After nearly two years of mounting problems at Coppin State University, including low graduation rates, a vote of no confidence and resignation of President Reginald Avery, the University System of Maryland Board of Regents Special Review Committee on Coppin will release its findings and recommendations at a public meeting on Wednesday morning.
Along with a presentation of the final report prepared by the Special Review Committee, other topics to be addressed at the meeting include a vote on a proposed schedule of tuition and mandatory fees for fiscal year (FY) 2014, as well as the ’14 operating budget.
The meeting is scheduled to begin at 8:30 a.m., May 15, in Room 109 of the Physical Education Complex at the school’s campus in Baltimore.
In December 2012, the Board established a committee to conduct a comprehensive review of Coppin State and develop strategies to increase student retention and graduation rates, improve administrative operations and financial stability and build a culture focused on success. The review process has included three public hearings on campus. The committee’s report addresses the questions concerning the institution’s long-term future.
The 14-member committee was chaired by Freeman Hrabowski, president of the University of Maryland, Baltimore County and former vice president for academic affairs at CSU, and included elected officials, USM regents, representatives from the business, state elementary/secondary and national higher education communities and Coppin State’s faculty, staff, students, alumni, Board of Visitors and foundation board members.
The Committee met five times and assessed demographic and societal trends impacting Coppin. Committee members also reviewed external and internal audits, relevant data and best practices.

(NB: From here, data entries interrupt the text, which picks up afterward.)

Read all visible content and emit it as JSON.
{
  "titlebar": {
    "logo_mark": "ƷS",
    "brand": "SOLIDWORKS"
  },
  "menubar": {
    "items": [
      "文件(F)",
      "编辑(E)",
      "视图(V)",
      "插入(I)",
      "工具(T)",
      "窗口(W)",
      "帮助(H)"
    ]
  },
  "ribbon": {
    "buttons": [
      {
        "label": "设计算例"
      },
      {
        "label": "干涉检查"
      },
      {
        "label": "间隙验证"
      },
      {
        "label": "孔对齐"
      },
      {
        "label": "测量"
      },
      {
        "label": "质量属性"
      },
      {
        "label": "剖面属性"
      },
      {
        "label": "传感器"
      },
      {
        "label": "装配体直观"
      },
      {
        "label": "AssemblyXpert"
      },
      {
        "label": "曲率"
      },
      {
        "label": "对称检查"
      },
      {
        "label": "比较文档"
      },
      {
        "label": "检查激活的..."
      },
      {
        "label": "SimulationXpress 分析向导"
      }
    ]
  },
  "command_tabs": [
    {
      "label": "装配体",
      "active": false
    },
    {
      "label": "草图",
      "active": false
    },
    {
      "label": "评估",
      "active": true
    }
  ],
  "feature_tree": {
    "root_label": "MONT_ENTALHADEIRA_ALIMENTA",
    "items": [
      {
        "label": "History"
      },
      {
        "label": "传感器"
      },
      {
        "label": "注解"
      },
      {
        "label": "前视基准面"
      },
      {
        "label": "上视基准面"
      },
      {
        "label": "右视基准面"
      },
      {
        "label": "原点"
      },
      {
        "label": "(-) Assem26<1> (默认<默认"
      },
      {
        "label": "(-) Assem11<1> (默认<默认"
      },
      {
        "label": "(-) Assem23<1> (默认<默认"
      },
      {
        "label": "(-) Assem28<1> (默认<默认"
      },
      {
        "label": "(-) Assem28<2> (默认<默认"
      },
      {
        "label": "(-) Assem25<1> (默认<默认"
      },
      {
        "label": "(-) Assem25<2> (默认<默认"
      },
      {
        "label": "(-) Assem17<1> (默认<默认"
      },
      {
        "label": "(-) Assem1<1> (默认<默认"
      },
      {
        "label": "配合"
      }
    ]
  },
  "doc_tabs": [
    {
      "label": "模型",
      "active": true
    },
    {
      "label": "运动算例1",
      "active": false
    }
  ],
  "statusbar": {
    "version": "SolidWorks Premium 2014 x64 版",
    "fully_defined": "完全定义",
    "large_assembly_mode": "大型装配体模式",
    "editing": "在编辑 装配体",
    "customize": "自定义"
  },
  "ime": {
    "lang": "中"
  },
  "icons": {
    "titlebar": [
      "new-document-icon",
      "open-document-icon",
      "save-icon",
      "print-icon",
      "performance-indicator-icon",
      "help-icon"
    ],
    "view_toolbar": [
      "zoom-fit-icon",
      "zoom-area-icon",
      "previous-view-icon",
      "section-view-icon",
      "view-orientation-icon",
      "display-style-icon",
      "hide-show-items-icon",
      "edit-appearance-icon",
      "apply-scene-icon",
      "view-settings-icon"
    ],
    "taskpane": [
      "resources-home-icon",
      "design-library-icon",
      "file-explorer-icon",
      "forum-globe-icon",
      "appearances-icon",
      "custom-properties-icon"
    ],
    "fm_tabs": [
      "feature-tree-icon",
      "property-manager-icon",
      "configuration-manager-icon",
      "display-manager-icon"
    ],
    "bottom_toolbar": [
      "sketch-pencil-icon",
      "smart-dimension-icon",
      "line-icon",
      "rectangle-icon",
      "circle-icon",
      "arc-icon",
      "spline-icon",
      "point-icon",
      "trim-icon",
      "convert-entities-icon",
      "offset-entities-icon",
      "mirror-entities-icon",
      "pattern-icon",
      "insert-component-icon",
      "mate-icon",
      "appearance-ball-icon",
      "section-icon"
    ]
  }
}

Outgoing President Avery gave his support to the review prior to stepping down in January.
Some of the issues that the committee will address include Coppin having the lowest six-year graduation rate of freshmen among USM comprehensive universities, declining student enrollment and concerns about the university having the highest expenditure per student for comprehensive USM institutions.
The Committee will also address administrative decisions during a period in which there was not enrollment growth, where Coppin added 20 new academic programs, experienced a 49 percent increase in faculty, had a 92 percent and 14 percent increase in professional and staff positions, respectively, and was struggling with an operating budget deficit.
The results of the report are expected to be used to carve out a stronger strategic plan for the university prior to beginning the search for a new president. Dr. Mortimer H. Neufville began serving as interim president in January during the university’s period of transition. He is a former executive vice president with the Association of Public and Land-grant Universities and current APLU consultant.
While under scrutiny for administrative decisions and management, Coppin is forging ahead with a formal groundbreaking for the University’s new Science and Technology Center today at 10 a.m.
The $80 million-dollar, 150,332-square-foot construction, will house science-related disciplines, including natural sciences, biology, physics, chemistry, general science and environmental sciences. In addition, space in the center will support programs for dentistry, pharmacy, medicine and provide a technology-based learning environment.